At the entrance to the Sensoji Buddhist Temple stands a large two-story red gate called Kaminarimon. The name of the gate means "God of Thunder," and indeed, on the gate you can see the decorations of the figures of the gods of the wind and the thunder.
On the second floor of the gate there is a library in which Buddhist and antique books are preserved. The gate, the pagodas and the other structures in the Temple were destroyed during World War II, and reconstructed with precision.
After the Kaminarimon Gate, enter the road that leads to the temple, a 300-meter road with a colorful and spectacular street market. In this market you will see hundreds of colorful and cozy stalls offering local souvenirs, fortune tellers and other intriguing Japanese surprises.
Both to the Sensoji Temple and to the large market adjacent to it, the entrance is free.
Between the 17th and 19th centuries, when Tokyo was the capital of the military Tokugawa Shogunate, the Asakusa area was the center of their entertainment.
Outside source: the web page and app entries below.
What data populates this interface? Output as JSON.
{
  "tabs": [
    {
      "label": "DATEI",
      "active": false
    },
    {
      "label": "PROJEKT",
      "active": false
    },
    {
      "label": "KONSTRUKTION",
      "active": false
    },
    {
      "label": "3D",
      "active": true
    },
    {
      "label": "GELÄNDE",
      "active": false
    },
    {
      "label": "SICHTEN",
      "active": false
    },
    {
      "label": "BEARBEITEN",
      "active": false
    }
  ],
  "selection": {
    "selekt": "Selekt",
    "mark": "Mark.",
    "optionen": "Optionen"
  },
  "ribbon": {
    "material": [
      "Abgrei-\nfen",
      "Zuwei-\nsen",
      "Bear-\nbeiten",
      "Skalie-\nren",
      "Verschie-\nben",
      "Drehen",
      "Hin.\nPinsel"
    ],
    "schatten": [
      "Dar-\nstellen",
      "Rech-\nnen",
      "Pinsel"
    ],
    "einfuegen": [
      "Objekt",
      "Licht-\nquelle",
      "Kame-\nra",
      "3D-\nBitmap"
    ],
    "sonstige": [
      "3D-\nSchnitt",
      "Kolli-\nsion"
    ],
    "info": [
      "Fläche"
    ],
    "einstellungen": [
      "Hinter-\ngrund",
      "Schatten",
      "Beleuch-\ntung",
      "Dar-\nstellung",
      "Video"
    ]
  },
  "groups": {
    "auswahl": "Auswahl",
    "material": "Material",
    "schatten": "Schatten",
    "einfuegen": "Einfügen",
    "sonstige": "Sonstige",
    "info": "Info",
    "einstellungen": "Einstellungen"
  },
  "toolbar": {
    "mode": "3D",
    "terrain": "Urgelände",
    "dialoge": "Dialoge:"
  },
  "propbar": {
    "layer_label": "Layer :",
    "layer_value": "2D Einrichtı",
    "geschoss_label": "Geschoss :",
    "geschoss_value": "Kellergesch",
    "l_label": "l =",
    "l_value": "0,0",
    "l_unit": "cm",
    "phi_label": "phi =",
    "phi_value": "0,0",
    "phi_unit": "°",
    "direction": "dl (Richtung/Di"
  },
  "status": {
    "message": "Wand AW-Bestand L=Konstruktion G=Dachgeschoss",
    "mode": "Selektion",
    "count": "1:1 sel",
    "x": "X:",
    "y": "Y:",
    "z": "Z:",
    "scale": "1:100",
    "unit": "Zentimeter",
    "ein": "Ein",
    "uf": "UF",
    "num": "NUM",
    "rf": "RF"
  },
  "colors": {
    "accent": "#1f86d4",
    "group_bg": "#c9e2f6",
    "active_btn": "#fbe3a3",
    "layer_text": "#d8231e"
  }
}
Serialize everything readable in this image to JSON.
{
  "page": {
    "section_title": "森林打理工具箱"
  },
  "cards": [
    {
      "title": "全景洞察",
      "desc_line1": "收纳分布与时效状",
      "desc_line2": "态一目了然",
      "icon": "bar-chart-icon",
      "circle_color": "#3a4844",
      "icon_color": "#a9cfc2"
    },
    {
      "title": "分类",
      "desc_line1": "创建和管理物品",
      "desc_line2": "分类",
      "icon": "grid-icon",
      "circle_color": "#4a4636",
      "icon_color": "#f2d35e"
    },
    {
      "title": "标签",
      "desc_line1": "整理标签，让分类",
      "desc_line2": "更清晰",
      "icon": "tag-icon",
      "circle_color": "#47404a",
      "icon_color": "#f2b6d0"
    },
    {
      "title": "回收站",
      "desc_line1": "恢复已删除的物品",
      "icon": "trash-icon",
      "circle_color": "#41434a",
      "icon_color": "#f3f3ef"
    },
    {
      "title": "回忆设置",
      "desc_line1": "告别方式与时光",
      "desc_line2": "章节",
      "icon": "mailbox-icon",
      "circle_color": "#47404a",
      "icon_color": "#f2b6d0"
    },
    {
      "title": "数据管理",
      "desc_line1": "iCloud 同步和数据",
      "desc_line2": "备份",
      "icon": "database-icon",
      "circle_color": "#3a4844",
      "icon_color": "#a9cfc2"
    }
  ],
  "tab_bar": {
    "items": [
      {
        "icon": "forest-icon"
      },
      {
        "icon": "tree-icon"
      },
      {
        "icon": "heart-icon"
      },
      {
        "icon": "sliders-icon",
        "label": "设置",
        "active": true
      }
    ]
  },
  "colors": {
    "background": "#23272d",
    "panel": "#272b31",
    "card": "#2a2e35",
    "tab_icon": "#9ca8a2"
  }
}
Today Asakusa is one of the most important historical sites in Tokyo, a place reminiscent of Tokyo of other, earlier times.